During the public comment time, a few citizens testified in favor of the proposed ordinances. One University District resident complained about neighbors being exposed to marijuana smoke emanating from other people's homes and about the ease of illegally buying marijuana. With his testimony he submitted marijuana that he had purchased while waiting for the bus to get to the meeting.
A Metro bus driver complained about feeling light-headed after some riders blew marijuana smoke in his face. This impairment requires that he pull the bus to the curb and call for a replacement.
A Metro bus rider stated that she suffers from asthma and has had to get off buses when other riders either smoke marijuana on the bus or enter the bus reeking of marijuana smoke.
Two drafted ordinances are being considered. One would address the part of I-502 that prohibits marijuana use in view of the public and the other would update the ordinance prohibiting public tobacco smoking to include marijuana smoking.
When asked about enforcing the no public use law, Seattle Police Sergeant Sean Whitcomb said that Police Chief Pugel's number one goal is education. He added that, if needed, having a ticket is a good enforcement tool.

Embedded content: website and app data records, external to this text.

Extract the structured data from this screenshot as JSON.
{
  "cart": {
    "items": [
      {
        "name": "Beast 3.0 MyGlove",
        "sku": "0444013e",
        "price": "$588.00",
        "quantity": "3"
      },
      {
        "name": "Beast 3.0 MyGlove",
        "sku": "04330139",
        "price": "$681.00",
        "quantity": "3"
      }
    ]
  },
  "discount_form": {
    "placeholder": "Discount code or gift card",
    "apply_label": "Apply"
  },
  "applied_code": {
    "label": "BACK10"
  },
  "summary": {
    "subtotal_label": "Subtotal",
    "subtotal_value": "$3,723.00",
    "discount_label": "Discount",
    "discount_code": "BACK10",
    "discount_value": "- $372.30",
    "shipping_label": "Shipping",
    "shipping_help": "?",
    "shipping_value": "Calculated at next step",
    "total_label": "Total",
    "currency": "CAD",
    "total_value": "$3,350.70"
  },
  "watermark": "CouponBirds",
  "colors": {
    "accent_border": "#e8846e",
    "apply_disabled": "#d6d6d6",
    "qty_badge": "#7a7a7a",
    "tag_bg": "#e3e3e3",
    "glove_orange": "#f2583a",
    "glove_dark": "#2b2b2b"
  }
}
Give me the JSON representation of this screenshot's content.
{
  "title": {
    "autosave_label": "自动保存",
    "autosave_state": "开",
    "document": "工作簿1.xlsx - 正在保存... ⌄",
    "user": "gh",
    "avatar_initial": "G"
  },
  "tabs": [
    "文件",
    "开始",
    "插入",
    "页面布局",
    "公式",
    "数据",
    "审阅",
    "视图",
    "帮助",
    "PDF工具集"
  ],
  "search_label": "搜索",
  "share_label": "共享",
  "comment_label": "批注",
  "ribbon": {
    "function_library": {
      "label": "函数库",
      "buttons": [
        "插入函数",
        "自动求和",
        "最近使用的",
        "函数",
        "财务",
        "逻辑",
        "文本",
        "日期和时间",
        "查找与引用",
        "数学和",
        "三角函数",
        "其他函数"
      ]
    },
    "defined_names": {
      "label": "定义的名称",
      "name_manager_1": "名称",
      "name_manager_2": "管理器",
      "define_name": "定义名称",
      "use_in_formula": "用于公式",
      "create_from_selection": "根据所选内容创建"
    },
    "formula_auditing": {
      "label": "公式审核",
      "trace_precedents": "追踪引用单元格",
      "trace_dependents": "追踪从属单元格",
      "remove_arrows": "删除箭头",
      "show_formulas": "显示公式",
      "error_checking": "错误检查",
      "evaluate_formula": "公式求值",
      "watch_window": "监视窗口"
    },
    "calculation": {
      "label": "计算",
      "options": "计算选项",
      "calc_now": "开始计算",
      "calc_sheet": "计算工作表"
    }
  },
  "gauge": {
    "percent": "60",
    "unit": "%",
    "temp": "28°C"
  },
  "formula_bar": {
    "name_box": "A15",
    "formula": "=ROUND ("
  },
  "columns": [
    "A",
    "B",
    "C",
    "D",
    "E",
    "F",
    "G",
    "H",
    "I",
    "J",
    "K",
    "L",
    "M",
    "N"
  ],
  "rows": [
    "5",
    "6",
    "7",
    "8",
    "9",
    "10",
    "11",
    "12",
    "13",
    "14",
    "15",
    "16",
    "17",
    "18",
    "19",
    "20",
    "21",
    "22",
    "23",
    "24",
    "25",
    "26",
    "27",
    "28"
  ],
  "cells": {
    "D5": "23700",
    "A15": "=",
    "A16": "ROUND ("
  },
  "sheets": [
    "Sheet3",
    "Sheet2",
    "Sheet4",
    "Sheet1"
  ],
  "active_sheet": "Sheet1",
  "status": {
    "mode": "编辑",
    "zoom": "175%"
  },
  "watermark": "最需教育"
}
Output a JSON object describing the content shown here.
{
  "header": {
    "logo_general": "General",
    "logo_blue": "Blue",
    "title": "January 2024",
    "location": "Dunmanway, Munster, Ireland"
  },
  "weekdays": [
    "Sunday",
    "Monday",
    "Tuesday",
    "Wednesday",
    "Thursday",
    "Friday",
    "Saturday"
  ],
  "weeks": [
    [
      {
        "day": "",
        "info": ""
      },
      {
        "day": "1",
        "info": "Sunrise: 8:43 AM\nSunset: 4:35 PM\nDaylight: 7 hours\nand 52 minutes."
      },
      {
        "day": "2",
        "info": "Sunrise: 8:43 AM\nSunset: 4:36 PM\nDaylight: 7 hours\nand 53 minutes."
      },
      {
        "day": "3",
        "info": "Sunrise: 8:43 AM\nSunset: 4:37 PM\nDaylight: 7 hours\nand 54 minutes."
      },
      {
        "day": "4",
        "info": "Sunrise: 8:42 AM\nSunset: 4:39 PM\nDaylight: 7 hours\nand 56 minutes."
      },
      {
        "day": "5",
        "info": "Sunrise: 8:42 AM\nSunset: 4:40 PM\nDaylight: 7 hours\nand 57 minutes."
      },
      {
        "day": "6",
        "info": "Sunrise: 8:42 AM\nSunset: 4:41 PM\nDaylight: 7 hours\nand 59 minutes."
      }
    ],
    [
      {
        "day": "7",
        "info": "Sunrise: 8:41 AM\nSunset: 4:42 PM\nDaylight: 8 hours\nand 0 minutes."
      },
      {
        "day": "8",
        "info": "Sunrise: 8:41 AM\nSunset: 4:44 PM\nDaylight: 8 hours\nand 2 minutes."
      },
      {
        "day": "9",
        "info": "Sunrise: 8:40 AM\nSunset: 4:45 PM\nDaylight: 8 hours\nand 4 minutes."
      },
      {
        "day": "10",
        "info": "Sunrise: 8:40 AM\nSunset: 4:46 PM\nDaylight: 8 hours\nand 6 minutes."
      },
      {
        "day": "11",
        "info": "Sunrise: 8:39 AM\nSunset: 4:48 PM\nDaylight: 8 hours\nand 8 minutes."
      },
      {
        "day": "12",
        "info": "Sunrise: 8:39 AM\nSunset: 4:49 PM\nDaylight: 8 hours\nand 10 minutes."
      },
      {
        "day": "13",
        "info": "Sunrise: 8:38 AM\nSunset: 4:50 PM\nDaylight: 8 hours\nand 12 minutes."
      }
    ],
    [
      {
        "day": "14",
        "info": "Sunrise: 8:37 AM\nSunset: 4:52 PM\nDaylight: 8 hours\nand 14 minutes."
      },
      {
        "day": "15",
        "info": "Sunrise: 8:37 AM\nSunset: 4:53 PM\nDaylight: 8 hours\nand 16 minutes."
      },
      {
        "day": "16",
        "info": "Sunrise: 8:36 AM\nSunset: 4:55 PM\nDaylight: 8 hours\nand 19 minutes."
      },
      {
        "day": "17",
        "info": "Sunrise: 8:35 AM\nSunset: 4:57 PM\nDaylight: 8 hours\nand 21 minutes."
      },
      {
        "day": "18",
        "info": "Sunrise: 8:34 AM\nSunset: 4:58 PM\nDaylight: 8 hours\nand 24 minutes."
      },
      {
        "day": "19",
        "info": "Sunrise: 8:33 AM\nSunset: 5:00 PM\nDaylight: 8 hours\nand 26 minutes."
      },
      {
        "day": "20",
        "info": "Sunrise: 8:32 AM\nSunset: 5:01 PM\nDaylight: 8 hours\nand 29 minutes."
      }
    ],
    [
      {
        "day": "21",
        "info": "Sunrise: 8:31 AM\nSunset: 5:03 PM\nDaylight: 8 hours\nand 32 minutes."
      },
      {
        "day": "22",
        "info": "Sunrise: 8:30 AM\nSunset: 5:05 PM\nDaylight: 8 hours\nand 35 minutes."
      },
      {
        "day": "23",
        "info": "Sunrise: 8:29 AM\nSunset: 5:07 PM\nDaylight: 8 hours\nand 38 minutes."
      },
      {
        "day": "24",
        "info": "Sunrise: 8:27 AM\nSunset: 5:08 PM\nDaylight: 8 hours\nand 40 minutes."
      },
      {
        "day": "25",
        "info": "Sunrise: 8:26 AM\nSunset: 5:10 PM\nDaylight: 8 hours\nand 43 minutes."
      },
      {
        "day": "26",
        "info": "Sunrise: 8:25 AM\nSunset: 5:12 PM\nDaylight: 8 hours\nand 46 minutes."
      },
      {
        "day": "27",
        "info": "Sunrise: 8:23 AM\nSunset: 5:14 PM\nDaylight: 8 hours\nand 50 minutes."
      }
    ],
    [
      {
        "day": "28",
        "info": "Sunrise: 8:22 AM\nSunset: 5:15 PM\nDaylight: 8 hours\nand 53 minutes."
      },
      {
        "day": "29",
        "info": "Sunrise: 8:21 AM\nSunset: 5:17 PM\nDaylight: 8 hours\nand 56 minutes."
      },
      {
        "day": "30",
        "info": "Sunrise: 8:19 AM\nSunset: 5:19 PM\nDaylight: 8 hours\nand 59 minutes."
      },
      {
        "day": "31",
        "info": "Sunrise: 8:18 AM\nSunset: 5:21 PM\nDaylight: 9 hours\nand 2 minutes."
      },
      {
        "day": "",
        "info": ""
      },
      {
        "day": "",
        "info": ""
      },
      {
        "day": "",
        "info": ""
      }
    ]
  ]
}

When Councilmember Sally Bagshaw asked about marijuana use in bus shelters, the City Attorney said that there is a jurisdictional issue (King County has jurisdiction over buses while the County and SPD share jurisdiction over shelters) and he will continue to work with Sheriff John Urquhart on the issue.